Landmark cases leave legacy of protecting civil liberties
Judge Damon Keith, whose judicial career spanned more than five decades and 10 presidents, decided cases that involved some of America's most controversial political and social issues.
From school desegregation and workplace discrimination to government surveillance of citizens, he was at the forefront of preserving and protections civil rights and freedoms.
The following are some of his major cases:
• In 1971, in United States v. Sinclair, he ruled against Nixon and Attorney General John Mitchell and found that the government couldn't engage in warrantless wiretapping, in this case against John Sinclair and members of the White Panther Party. When the decision was upheld on appeal, the Nixon administration appealed the ruling and sued Keith personally.
The next stop was the U.S. Supreme Court, which upheld the lower court rulings in a case that became known as "the Keith case."
Sinclair, who managed the Detroit rock band the MC5, and his cohorts were considered drugged-out hippie radicals who were not expecting fair treatment from the "establishment."
"He turned a nightmare into a great experience," Sinclair said, according to Detroit News archives.
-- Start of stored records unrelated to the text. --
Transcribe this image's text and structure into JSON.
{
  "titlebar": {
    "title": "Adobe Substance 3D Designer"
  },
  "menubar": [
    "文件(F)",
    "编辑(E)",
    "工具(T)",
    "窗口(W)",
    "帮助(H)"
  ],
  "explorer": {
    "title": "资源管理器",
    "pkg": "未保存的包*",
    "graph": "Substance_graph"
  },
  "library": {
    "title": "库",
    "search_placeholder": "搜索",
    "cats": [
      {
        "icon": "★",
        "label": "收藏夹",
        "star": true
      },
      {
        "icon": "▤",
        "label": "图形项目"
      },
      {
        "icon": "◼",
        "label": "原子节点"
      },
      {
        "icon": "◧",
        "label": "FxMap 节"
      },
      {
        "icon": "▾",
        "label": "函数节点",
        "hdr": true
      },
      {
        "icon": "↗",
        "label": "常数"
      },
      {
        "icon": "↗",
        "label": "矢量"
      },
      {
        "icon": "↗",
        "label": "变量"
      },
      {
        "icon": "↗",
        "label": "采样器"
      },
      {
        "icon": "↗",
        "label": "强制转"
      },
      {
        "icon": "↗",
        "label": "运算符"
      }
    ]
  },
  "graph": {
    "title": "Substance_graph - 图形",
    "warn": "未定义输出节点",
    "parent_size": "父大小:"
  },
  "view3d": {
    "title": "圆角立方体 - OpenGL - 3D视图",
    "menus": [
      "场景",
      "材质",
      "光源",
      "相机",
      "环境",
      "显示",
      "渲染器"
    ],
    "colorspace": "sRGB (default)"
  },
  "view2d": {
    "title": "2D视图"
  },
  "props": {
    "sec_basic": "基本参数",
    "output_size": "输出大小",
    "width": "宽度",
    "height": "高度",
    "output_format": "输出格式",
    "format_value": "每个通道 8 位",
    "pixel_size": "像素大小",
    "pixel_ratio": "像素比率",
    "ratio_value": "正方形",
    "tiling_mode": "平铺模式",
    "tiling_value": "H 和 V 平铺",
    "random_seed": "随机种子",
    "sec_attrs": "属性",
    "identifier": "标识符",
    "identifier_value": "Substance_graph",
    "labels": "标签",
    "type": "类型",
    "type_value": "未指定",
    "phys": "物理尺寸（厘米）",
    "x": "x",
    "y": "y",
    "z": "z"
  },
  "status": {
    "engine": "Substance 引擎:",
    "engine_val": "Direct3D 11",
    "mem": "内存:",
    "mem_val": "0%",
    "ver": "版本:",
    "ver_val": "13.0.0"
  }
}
• In 1970, in Davis v. School District of the City of Pontiac, he ruled that the city was building new schools based upon unlawfully segregated neighborhoods. He ordered busing to implement desegregation, a decision that drew death threats. A year after the decision, 10 Pontiac school buses were firebombed by members of the local Ku Klux Klan.
• Another landmark case, Garrett v. City of Hamtramck, was brought in 1968 after the city stopped maintaining streets and the sewers in certain neighborhoods. Basements filled with unsanitary overflow and toilets wouldn't flush in the Grand Haven-Dyar-Dequindre neighborhood. In other African-American neighborhoods in Hamtramck, whole blocks were razed for "urban renewal." Residents were told they had to move out so their homes could be demolished. When they didn't move fast enough, the city shut off their water, according Michael Barnhart, the attorney who brought the case.
Keith, senior judge of the 6th U.S. Circuit Court of Appeals, in his 1971 ruling ordered the city to make restitution by rebuilding neighborhoods and offering displaced families financial assistance to move in. He found that the urban renewal carried out by Hamtramck and the U.S. Department of Housing and Urban Development was racially discriminatory. But it would be decades before Hamtramck had the political will or the money to follow Keith's orders, said Barnhart. In 2008, 40 years after the push to remove black residents, a phase of restitution was announced and displaced residents and their descendants were eligible for up to $35,000 or more toward the purchase of homes.
• In Stamps v. Detroit Edison Co. in 1973, Keith found that the utility had practiced racial discrimination, ordered it to pay fines and institute an affirmative action program.
• Thirty years after the Nixon administration wiretapping case, Keith returned to the issue in 2002, in Detroit Free Press v. Ashcroft, where the federal judge ruled that President George W. Bush couldn't hold deportation hearings for terrorism suspects behind closed doors.
The case featured the oft-quoted line "Democracy dies behind closed doors."
The quote "is emblazoned above the Damon J. Keith Center for Civil Rights entrance at the Wayne State University Law School, and should serve as a reminder to all of us as we aspire to the legacy he has left our nation," said Michigan Secretary of State Jocelyn Benson, who clerked for Keith.